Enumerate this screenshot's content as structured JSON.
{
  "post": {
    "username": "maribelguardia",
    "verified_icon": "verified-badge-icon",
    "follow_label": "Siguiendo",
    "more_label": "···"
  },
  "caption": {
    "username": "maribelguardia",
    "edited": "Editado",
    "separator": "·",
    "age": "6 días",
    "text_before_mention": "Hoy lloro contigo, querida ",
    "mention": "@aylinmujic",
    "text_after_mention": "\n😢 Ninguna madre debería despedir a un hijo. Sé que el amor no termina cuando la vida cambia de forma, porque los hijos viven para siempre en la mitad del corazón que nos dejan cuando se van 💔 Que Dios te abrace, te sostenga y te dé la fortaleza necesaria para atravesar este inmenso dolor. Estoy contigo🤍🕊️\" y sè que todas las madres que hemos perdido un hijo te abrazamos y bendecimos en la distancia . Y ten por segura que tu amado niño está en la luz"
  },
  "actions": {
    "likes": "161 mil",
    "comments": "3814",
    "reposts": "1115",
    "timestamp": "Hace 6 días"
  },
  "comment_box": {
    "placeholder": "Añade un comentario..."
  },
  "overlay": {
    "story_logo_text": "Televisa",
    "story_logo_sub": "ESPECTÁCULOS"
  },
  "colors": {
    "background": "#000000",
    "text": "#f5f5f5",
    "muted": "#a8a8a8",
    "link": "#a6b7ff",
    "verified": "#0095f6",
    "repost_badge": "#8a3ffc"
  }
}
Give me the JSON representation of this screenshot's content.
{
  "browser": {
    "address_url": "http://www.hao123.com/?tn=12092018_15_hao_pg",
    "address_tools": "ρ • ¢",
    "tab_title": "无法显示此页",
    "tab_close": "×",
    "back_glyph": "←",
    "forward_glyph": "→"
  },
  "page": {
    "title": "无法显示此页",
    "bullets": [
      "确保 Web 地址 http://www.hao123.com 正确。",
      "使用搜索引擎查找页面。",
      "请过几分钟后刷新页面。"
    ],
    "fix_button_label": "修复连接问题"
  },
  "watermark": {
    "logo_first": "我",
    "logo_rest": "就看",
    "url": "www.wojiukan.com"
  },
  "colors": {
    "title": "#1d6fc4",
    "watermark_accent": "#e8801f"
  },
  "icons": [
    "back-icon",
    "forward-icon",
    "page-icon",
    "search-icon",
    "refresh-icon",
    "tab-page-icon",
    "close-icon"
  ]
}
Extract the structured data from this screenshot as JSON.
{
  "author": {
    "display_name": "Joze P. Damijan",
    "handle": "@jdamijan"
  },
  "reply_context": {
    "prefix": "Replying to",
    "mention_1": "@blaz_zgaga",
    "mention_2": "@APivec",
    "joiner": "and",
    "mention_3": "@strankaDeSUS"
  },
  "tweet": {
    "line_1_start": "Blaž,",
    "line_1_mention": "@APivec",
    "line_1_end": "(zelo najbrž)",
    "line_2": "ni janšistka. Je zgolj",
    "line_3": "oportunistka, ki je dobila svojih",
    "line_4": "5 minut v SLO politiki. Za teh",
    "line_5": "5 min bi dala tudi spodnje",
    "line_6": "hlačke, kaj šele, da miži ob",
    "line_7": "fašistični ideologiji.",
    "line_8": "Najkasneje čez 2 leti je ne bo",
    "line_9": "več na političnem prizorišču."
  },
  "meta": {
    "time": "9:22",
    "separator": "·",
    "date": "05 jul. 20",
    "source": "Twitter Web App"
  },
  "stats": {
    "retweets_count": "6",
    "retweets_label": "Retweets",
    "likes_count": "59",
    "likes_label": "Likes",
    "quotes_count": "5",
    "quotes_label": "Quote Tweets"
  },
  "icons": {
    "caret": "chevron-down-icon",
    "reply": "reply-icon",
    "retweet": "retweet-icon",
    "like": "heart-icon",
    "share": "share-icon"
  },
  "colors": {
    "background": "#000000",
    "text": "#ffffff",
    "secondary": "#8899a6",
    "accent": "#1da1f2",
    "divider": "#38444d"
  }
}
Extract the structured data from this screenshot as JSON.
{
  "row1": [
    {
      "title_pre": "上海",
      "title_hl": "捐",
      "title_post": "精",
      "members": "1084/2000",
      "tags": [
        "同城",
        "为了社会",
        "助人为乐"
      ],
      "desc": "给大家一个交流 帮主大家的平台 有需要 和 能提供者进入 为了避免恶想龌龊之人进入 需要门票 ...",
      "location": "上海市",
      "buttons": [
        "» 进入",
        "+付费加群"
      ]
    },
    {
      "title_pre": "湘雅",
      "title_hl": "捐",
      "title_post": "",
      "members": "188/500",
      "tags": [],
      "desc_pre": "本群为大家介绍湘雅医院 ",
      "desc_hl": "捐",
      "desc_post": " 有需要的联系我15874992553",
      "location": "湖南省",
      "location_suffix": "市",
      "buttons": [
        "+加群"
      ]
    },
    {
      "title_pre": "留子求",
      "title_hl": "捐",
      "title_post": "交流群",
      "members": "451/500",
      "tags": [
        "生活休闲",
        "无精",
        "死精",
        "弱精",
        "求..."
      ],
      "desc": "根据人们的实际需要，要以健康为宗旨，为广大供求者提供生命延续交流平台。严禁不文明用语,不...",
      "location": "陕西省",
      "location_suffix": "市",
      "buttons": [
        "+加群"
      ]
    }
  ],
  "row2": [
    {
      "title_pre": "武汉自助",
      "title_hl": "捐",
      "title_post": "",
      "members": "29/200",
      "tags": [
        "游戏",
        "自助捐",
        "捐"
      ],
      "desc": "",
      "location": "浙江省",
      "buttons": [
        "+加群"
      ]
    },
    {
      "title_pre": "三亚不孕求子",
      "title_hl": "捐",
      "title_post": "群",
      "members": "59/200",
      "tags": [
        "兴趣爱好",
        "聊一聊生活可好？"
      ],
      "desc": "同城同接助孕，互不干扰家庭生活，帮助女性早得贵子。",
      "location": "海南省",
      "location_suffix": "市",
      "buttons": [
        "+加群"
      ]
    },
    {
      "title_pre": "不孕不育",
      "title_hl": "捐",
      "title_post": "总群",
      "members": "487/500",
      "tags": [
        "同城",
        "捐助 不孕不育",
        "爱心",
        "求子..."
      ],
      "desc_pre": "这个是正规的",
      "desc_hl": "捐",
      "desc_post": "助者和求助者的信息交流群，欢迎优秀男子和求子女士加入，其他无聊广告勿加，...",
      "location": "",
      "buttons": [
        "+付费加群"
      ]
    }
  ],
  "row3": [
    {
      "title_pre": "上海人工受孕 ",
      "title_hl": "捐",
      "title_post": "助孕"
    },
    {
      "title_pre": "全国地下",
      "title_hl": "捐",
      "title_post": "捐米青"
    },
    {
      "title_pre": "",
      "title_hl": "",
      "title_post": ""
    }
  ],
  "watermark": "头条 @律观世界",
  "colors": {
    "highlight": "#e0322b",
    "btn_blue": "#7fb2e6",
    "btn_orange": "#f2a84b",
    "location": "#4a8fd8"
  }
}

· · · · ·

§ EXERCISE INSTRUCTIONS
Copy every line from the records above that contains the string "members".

§ EXERCISE RESULT
      "members": "1084/2000",
      "members": "188/500",
      "members": "451/500",
      "members": "29/200",
      "members": "59/200",
      "members": "487/500",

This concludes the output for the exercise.